Let me share with you a wonderful story from the book “Illusions” by Richard Bach
Once there lived a village of creatures along the bottom of a great river. The current of the river swept silently over them all – young and old, rich and poor, good and evil – the current going its own way, knowing its own self.
Each creature in its own manner clung tightly to the twigs and rocks of the river bottom, for clinging was their way of life, and resisting the current what each had learned from birth.
But one creature said at last, “I am tired of clinging. Though I cannot see it with my eyes, I trust that the current knows where it is going. I shall let go, and let it take me where it will. Clinging I shall die of boredom.”
The other creatures laughed, “Fool! Let go, and that current you worship will throw you tumbled and smashed across the rocks, and you will die quicker than boredom!”
But the one heeded them not, and taking a breath did let go, and at once was tumbled and smashed by the current across the rocks.
Yet, in time, as the creature refused to cling again, the current lifted him free from the bottom, and he was bruised and hurt no more.
And the creatures downstream, to whom he was a stranger, cried, “See a miracle! A creature like ourselves, yet he flies! See the Messiah, come to save us all!”
And the one carried in the current said, “I am no more Messiah than you. The river delights to lift us free, if only we dare let go. Our true work is this voyage, this adventure.”
But they cried the more, “Savior” all the while clinging to the rocks, and when they looked again he was gone, and they were left alone making legends of a savior.
Many times our lives as human beings are spent clinging for security. We cling to thousands of things. We cling, and we are afraid inside of ourselves to let go. Yet, if we re-examine our faith in God the good, the one, omnipotent power in our lives, we know it is safe to let go.
Where do we do this? We do it in consciousness. We let go of the fear, worry, and hurried feelings we have inside of ourselves, and we naturally rise to a higher state of mind. In Luke 17:20-21 Jesus said: “The kingdom of God is not coming with things that can be observed; nor will they say, “Look, here it is!” or “There it is!” For, in fact, the kingdom of God is within you.”

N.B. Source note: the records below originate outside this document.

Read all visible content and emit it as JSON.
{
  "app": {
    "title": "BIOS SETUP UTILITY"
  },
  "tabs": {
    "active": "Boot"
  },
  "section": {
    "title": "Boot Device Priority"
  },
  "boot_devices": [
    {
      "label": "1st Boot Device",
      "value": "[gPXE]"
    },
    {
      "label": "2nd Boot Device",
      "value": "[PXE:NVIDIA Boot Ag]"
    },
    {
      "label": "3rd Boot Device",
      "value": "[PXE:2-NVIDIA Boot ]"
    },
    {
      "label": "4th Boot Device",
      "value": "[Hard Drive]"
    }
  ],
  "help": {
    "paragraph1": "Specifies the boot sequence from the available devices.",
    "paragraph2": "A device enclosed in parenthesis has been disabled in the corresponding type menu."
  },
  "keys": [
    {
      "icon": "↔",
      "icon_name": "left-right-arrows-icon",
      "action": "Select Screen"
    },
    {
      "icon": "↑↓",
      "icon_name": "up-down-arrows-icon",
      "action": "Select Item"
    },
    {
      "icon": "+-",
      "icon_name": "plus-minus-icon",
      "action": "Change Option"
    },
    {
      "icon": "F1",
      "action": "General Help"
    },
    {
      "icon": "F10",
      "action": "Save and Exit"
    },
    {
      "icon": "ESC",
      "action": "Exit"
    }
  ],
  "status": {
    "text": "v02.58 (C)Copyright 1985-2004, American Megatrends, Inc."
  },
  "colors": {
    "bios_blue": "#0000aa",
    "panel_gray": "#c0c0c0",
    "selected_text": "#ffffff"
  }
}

Do we have to die to enter the kingdom of heaven? No! Not at all! As a matter of fact, if we wait until we die, we’re missing the mark. Jesus’ whole teaching tells us that right now, for each of us individually, the kingdom of heaven is at hand. It can be had in the midst of our worry, in the midst of things that are not going right, or in the midst of a cemetery. We can just simply let go of the mourning and the sadness, and go with God. When we do so, we are lifted.
My friends, I pray that this Memorial day you experience an act of God. An act of God is not something terrible. An act of God is something that happens in you and through you. We feel an act of God more in a time of great depression and great struggle than we do other times. This is because we are more aware of the overwhelming good and the feelings that come inside of us.
Heaven within you is an act of God. Bliss within you is an act of God. Peace within you is an act of God. Stop clinging, release, and go to God.
Let us pray:
In this moment, I ask that I can be empowered with the kingdom of God inside of me. I let go of the sadness and sorrow I have held over any area of my life. I let go of the death-thought, and I start to live again.
But more than just living or existing, I ask for an infilling and an overspilling to others in my life. The joy, bliss, and peace of God knows no end.
Today, this entire weekend, is a turn-around time. I let go of sorrow and sadness. I stop clinging and I arise free and unencumbered. I do so through the power of God in and through me, and my willingness to say “Yes!” In Jesus Christ’s name . . . Amen.